Top of EXERCISE MATERIALS

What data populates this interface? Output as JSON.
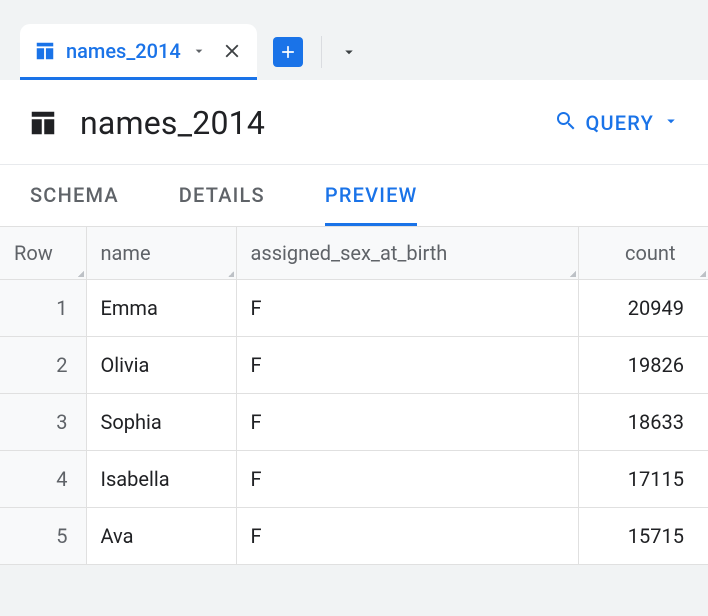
{
  "tab": {
    "label": "names_2014"
  },
  "header": {
    "title": "names_2014",
    "query_label": "QUERY"
  },
  "subtabs": [
    {
      "label": "SCHEMA"
    },
    {
      "label": "DETAILS"
    },
    {
      "label": "PREVIEW"
    }
  ],
  "active_subtab_index": 2,
  "table": {
    "columns": [
      "Row",
      "name",
      "assigned_sex_at_birth",
      "count"
    ],
    "rows": [
      {
        "row": "1",
        "name": "Emma",
        "assigned_sex_at_birth": "F",
        "count": "20949"
      },
      {
        "row": "2",
        "name": "Olivia",
        "assigned_sex_at_birth": "F",
        "count": "19826"
      },
      {
        "row": "3",
        "name": "Sophia",
        "assigned_sex_at_birth": "F",
        "count": "18633"
      },
      {
        "row": "4",
        "name": "Isabella",
        "assigned_sex_at_birth": "F",
        "count": "17115"
      },
      {
        "row": "5",
        "name": "Ava",
        "assigned_sex_at_birth": "F",
        "count": "15715"
      }
    ]
  }
}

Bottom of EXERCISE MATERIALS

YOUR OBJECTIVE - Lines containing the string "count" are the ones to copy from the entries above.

WRITTEN SOLUTION -
      "count"
        "count": "20949"
        "count": "19826"
        "count": "18633"
        "count": "17115"
        "count": "15715"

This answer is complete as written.